“Campus safety is absolutely paramount in this process,” declares a Department of Education press release. Campuses that screen for criminal justice history don’t seem to be any safer than those that don’t, according to the DoE, but there’s little research on the issue.

When college applicants have to admit and explain their criminal record, many just give up, according to Beyond the Box.  A study found 62.5 percent of State University of New York applicants who checked the box for a prior felony conviction never completed their applications, compared with 21 percent of applicants with no criminal history.

The report recommends “delaying the request for – or consideration of – criminal justice involvement until after an admission decision has been made to avoid a chilling effect on potential applicants whose backgrounds may ultimately be deemed irrelevant.”

In addition, the report calls for offering counseling, peer mentors, college coaches, jobs and support groups for “justice-involved students.”

Last July, the Education Department announced the Second Chance Pell Pilot program to test new models to allow incarcerated Americans to receive Pell Grants and pursue a postsecondary education with the goal of helping them get jobs, support their families, and turn their lives around. In November, the Department also announced up to $8 million in Adult Reentry Education Grants to support educational attainment and reentry success for individuals who have been incarcerated.

The Common App, used by more than 600 colleges, asks about misdemeanor or felony convictions, but no longer will ask about other crimes.

“Ban the box” campaigners cite racial disparities in arrest rates and the “school-to-prison pipeline,” writes Juleyka Lantigua-Williams in The Atlantic.

“Students of color are the most likely to be harmed by putting these questions on the application,” said Natalie Sokoloff, professor emerita of sociology at John Jay College of Criminal Justice.

Most students with criminal records go to community colleges and other open-admissions public schools, she found.

I doubt that would change significantly if applications to selective universities were more welcoming. Most “justice-involved youth” are not on the honor roll. Adults coming out of prison, who may pose a danger to classmates, aren’t likely to be qualified for selective universities.

College students don’t think they’re smart enough


Once chancellor of New York City schools, Rudy Crew now runs Medgar Evers College in Brooklyn.

Rudy Crew, New York City schools chancellor in the late 1990s, now runs Medgar Evers College, a four-year City University of New York campus where fewer than one in five students graduates in six years. Crew talks about college readiness with Chalkbeat’s Patrick Wall.

Students come to institutions with a question in their mind.
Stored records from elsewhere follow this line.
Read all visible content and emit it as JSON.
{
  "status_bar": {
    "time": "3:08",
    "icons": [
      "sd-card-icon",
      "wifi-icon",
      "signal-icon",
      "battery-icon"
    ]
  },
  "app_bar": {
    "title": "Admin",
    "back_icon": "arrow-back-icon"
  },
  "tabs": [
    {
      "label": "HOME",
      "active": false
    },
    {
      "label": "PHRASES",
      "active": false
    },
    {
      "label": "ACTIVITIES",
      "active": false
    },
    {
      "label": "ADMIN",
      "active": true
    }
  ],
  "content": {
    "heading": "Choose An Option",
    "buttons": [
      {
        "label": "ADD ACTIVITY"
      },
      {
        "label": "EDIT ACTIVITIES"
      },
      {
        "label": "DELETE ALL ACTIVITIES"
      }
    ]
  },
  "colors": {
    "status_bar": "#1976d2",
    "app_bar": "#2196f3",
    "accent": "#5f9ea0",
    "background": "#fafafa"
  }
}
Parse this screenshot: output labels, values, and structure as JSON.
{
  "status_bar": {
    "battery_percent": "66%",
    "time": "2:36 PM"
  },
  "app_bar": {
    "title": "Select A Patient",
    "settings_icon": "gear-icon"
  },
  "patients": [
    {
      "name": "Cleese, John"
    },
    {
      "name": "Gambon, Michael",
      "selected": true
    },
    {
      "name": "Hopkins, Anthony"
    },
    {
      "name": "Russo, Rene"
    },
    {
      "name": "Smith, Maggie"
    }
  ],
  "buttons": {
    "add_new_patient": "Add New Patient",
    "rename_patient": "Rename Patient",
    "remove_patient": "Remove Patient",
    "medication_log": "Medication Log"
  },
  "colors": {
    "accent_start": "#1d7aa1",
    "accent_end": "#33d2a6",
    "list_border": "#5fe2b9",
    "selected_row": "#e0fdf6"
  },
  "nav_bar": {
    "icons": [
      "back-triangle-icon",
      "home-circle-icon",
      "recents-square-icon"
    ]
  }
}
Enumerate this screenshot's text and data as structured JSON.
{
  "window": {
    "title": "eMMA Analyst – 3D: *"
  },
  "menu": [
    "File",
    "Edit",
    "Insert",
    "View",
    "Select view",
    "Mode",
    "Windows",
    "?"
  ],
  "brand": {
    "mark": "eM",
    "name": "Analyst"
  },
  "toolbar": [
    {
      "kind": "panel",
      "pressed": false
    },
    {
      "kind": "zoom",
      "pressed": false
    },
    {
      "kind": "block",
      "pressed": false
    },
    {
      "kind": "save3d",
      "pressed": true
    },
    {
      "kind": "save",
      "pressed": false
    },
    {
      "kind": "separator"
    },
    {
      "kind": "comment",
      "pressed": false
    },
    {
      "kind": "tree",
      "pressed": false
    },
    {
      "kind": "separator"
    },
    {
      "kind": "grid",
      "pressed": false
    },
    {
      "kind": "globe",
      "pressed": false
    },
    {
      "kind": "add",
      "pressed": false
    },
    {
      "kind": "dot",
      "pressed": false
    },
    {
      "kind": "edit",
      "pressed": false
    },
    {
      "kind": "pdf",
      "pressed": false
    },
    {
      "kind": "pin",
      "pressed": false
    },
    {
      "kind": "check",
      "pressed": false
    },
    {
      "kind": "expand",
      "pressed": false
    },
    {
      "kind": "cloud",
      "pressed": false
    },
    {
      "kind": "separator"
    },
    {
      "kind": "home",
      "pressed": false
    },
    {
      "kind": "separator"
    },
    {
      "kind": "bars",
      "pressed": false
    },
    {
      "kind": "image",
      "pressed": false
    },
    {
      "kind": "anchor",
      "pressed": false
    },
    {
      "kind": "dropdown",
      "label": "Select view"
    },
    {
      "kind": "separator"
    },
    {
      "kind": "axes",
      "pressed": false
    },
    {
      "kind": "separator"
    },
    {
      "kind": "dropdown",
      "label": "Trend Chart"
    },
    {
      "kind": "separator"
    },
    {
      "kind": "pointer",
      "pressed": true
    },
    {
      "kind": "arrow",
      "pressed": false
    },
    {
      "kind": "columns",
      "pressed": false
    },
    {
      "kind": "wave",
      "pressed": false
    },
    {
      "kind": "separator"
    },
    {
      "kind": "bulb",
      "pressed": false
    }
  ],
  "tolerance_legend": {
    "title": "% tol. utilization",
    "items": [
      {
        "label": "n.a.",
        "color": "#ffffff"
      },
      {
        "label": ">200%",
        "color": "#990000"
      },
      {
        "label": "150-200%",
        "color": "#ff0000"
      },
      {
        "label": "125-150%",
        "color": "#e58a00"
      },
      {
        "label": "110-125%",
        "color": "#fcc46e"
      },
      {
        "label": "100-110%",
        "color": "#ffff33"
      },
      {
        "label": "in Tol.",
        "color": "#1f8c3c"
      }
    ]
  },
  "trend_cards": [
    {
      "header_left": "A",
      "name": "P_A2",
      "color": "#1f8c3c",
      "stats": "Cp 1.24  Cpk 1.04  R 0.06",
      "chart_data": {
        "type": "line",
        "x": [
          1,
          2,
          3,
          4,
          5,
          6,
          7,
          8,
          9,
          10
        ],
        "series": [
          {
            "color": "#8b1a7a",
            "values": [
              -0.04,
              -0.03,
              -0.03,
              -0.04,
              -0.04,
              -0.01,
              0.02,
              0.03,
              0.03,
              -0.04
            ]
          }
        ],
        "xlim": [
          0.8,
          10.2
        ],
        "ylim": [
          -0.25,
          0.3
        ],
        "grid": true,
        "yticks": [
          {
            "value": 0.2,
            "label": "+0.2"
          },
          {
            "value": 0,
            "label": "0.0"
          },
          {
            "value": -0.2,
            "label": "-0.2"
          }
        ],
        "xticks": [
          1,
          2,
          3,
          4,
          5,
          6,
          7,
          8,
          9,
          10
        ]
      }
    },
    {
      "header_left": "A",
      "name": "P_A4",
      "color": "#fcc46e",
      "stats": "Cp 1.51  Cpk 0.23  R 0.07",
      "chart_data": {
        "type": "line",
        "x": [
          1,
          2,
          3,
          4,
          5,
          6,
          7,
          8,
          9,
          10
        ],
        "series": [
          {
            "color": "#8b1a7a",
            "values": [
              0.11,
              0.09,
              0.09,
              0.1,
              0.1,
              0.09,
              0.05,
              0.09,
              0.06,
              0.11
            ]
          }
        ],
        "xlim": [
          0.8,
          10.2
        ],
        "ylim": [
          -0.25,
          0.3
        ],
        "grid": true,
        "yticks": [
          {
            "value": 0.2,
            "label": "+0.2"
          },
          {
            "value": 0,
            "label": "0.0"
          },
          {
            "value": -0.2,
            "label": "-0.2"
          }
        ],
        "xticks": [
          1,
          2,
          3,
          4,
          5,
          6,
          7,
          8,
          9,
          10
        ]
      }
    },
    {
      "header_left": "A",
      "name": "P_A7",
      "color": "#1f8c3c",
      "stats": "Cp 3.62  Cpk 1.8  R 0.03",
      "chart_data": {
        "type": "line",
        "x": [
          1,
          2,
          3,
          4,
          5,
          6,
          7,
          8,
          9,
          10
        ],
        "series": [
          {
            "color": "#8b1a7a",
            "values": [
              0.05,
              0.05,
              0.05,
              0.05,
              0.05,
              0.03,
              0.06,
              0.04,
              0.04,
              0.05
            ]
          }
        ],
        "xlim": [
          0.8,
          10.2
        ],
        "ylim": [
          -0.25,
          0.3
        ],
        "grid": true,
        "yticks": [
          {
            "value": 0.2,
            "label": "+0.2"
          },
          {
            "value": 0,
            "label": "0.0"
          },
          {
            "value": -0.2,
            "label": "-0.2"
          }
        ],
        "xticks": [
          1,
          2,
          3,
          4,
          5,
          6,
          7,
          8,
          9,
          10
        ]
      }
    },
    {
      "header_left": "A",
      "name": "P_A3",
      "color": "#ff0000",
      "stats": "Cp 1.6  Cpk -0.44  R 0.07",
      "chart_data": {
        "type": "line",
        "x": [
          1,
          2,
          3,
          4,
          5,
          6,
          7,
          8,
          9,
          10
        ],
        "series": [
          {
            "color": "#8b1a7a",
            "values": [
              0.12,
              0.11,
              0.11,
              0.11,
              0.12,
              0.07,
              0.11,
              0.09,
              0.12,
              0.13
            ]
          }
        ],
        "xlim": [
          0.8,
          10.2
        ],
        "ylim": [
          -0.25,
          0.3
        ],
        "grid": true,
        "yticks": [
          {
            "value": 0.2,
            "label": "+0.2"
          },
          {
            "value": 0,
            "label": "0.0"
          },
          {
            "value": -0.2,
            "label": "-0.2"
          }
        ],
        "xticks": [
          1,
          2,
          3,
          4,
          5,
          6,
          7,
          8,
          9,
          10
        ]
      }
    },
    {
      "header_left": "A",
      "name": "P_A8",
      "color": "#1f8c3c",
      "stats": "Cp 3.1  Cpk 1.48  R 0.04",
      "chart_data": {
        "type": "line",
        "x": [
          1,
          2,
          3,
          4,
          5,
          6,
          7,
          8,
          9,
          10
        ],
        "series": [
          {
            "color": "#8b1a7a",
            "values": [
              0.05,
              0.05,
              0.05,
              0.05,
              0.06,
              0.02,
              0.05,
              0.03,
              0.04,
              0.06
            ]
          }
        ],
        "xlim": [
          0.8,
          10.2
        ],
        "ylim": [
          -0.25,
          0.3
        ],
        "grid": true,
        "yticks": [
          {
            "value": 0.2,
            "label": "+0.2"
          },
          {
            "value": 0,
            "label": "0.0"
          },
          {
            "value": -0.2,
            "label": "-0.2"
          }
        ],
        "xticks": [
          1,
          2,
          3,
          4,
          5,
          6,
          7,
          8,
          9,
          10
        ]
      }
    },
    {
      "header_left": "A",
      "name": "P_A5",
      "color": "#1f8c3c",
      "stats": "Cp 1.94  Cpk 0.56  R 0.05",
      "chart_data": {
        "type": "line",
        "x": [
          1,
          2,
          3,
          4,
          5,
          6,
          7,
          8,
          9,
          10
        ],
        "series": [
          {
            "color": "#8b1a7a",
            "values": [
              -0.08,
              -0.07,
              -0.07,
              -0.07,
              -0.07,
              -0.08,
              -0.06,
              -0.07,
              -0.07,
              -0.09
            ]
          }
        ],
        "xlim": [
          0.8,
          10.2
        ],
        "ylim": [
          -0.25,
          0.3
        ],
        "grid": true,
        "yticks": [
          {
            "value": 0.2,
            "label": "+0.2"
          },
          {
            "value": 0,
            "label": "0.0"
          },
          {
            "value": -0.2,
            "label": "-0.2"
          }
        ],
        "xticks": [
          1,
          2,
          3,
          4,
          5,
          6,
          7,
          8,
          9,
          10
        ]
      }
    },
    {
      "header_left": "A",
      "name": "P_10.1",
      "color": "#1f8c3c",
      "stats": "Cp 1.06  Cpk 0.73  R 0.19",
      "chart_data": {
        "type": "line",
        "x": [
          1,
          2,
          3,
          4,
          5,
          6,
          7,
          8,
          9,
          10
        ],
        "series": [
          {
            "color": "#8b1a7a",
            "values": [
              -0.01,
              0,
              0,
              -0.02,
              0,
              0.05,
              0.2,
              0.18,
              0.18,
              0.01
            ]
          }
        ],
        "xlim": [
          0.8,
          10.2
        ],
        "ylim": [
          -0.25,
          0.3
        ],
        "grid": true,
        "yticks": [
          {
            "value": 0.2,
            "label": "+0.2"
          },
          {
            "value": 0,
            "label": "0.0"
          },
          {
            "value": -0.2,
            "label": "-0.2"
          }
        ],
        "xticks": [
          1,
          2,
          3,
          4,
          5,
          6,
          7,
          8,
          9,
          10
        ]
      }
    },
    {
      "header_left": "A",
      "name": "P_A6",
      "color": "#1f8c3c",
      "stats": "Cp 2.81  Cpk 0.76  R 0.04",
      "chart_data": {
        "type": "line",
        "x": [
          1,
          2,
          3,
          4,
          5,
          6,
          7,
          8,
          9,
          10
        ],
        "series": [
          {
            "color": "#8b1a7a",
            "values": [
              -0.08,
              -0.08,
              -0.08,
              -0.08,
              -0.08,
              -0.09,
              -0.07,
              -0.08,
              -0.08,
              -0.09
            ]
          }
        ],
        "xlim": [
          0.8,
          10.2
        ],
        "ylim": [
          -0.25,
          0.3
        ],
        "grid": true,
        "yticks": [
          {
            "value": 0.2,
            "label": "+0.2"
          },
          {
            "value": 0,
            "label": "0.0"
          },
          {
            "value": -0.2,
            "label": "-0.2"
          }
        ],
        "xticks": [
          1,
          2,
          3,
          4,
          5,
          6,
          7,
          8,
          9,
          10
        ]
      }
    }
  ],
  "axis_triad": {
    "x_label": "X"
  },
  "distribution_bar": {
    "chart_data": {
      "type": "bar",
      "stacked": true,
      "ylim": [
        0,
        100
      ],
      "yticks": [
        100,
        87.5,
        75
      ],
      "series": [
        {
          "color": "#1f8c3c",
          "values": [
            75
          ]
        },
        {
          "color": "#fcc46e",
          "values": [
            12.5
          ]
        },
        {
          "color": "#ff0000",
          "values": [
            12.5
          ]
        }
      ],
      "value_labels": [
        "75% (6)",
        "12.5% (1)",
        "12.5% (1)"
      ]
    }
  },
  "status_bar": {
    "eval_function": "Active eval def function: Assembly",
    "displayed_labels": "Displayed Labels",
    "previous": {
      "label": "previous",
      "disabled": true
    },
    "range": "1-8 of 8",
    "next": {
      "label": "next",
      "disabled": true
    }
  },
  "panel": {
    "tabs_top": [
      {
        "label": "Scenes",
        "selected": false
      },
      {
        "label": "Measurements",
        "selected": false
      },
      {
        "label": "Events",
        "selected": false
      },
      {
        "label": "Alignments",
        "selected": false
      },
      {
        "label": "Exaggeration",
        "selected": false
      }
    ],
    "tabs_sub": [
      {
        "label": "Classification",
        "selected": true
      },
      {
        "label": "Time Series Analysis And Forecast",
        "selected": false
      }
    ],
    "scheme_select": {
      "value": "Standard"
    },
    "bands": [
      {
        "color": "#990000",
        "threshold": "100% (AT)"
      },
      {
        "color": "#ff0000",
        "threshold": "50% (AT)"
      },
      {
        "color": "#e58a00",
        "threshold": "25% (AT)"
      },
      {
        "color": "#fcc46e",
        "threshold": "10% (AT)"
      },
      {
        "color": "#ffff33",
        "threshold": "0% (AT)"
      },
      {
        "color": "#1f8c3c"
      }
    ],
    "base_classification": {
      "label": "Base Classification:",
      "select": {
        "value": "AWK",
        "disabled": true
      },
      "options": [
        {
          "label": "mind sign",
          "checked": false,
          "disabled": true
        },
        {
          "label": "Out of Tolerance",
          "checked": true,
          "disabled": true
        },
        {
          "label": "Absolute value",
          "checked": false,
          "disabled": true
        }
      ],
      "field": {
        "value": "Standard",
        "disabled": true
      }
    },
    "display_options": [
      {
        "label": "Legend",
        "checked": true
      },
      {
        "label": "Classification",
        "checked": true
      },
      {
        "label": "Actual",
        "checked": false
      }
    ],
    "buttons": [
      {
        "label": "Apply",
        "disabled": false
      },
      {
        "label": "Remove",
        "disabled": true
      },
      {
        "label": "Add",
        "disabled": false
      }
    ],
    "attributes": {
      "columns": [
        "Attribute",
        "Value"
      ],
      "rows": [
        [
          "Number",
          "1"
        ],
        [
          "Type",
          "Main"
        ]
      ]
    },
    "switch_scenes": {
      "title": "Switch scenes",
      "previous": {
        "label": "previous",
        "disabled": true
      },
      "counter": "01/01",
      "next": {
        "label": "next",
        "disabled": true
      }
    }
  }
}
The question is, Do I deserve to be here? Am I prepared to be here? And if I’m not, Who will find me out and when? There is a certain sort of lost confidence that manifests itself in their questions about their own efficacy. They’re quiet about it.

They don’t think they’re smart enough, capable enough.

Students have taken low-level classes, says Crew.

They don’t read well. They don’t read very much. They are conflicted about math. They don’t think of themselves as good analytical minds.

More and more, the real question is not if they can learn it; the question is, can we teach it? They have not been exposed [to learning] at a higher-order level.

Crew started the “Pipeline” program in 2014 to reach students before they enroll, writes Wall. “Partnered with 80 public schools in central Brooklyn, the college offers enrichment classes for elementary and middle school students, early-college courses for high school students, training for teachers, a lecture series for principals, and workshops for parents.”

The percentage of Medgar Evers freshmen who need remediation is down from 85 percent to 68 percent.